*What to work on*
Your answer should reproduce every line of the material in which the word "SUBTITLE" occurs.
=== Begin Enclosure ===
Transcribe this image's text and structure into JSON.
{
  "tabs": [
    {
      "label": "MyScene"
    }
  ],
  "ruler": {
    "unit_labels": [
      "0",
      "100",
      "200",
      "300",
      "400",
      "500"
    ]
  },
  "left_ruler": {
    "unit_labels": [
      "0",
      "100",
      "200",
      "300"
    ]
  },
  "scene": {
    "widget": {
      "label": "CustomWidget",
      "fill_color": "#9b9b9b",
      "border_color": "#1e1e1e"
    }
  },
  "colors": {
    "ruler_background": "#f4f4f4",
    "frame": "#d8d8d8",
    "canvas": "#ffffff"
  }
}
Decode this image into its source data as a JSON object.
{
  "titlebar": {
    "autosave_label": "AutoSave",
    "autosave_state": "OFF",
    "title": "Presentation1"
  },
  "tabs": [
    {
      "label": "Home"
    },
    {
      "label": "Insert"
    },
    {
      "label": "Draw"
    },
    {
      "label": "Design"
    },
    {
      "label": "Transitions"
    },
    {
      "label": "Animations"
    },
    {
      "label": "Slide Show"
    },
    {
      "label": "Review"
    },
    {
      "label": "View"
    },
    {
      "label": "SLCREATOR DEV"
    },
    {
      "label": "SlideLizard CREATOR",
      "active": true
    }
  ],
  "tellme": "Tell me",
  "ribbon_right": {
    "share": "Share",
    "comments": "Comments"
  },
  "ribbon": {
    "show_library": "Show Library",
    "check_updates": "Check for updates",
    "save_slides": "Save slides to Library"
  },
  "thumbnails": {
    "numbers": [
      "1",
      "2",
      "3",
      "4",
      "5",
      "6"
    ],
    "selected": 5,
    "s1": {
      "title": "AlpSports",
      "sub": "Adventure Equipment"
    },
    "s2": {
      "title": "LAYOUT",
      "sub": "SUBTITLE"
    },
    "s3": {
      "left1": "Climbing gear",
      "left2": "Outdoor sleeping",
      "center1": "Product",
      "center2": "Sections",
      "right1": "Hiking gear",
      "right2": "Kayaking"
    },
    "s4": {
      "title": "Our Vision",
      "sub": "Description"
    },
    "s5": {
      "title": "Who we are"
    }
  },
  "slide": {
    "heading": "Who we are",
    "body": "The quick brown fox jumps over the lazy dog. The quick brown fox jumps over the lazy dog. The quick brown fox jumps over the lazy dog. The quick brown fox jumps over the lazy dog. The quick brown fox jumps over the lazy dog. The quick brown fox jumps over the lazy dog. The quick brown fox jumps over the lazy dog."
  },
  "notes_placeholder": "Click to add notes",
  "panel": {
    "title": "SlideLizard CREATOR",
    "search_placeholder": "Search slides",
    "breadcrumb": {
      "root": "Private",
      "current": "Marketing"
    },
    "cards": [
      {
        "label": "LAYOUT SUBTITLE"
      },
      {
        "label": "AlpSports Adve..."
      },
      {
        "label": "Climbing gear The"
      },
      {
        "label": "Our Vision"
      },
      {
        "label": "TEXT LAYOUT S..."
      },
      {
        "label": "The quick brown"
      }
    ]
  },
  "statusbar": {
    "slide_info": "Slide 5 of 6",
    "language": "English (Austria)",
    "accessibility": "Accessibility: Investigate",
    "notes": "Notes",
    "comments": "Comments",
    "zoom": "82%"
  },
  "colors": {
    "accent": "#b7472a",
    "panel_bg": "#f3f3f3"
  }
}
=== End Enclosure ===
*Expected answer*
      "sub": "SUBTITLE"
        "label": "LAYOUT SUBTITLE"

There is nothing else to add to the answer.